Could you copy all of the records below exactly as they appear?

*** Information given Section Begins ***

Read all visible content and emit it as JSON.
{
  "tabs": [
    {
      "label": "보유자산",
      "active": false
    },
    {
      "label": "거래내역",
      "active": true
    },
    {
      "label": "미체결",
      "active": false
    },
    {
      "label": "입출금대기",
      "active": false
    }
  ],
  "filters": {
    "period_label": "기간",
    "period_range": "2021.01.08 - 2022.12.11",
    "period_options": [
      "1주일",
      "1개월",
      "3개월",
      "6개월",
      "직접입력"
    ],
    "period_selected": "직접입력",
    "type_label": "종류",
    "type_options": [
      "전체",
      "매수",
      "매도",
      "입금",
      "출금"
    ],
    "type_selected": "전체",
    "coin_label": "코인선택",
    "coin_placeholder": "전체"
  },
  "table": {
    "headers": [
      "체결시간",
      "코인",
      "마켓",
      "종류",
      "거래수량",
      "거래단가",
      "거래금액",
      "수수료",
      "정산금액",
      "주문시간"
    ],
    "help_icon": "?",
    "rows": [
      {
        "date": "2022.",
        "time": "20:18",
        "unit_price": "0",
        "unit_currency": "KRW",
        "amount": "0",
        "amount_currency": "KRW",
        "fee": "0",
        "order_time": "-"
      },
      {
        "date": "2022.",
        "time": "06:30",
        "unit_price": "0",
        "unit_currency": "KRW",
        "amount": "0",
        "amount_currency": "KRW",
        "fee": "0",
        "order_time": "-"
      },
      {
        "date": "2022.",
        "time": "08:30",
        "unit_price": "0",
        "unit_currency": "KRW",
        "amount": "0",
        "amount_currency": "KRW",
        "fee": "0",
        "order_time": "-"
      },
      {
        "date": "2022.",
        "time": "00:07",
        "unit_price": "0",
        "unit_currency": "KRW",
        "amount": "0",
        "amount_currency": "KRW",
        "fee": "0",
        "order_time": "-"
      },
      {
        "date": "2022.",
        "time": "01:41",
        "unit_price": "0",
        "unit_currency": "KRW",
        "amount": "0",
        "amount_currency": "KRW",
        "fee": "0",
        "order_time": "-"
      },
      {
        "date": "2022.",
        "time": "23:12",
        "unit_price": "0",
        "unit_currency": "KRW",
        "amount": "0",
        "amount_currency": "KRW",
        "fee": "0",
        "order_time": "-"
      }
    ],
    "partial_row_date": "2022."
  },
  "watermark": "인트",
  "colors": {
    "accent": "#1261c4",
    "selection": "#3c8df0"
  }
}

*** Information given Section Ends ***

→ Expected answer
Read all visible content and emit it as JSON.
{
  "tabs": [
    {
      "label": "보유자산",
      "active": false
    },
    {
      "label": "거래내역",
      "active": true
    },
    {
      "label": "미체결",
      "active": false
    },
    {
      "label": "입출금대기",
      "active": false
    }
  ],
  "filters": {
    "period_label": "기간",
    "period_range": "2021.01.08 - 2022.12.11",
    "period_options": [
      "1주일",
      "1개월",
      "3개월",
      "6개월",
      "직접입력"
    ],
    "period_selected": "직접입력",
    "type_label": "종류",
    "type_options": [
      "전체",
      "매수",
      "매도",
      "입금",
      "출금"
    ],
    "type_selected": "전체",
    "coin_label": "코인선택",
    "coin_placeholder": "전체"
  },
  "table": {
    "headers": [
      "체결시간",
      "코인",
      "마켓",
      "종류",
      "거래수량",
      "거래단가",
      "거래금액",
      "수수료",
      "정산금액",
      "주문시간"
    ],
    "help_icon": "?",
    "rows": [
      {
        "date": "2022.",
        "time": "20:18",
        "unit_price": "0",
        "unit_currency": "KRW",
        "amount": "0",
        "amount_currency": "KRW",
        "fee": "0",
        "order_time": "-"
      },
      {
        "date": "2022.",
        "time": "06:30",
        "unit_price": "0",
        "unit_currency": "KRW",
        "amount": "0",
        "amount_currency": "KRW",
        "fee": "0",
        "order_time": "-"
      },
      {
        "date": "2022.",
        "time": "08:30",
        "unit_price": "0",
        "unit_currency": "KRW",
        "amount": "0",
        "amount_currency": "KRW",
        "fee": "0",
        "order_time": "-"
      },
      {
        "date": "2022.",
        "time": "00:07",
        "unit_price": "0",
        "unit_currency": "KRW",
        "amount": "0",
        "amount_currency": "KRW",
        "fee": "0",
        "order_time": "-"
      },
      {
        "date": "2022.",
        "time": "01:41",
        "unit_price": "0",
        "unit_currency": "KRW",
        "amount": "0",
        "amount_currency": "KRW",
        "fee": "0",
        "order_time": "-"
      },
      {
        "date": "2022.",
        "time": "23:12",
        "unit_price": "0",
        "unit_currency": "KRW",
        "amount": "0",
        "amount_currency": "KRW",
        "fee": "0",
        "order_time": "-"
      }
    ],
    "partial_row_date": "2022."
  },
  "watermark": "인트",
  "colors": {
    "accent": "#1261c4",
    "selection": "#3c8df0"
  }
}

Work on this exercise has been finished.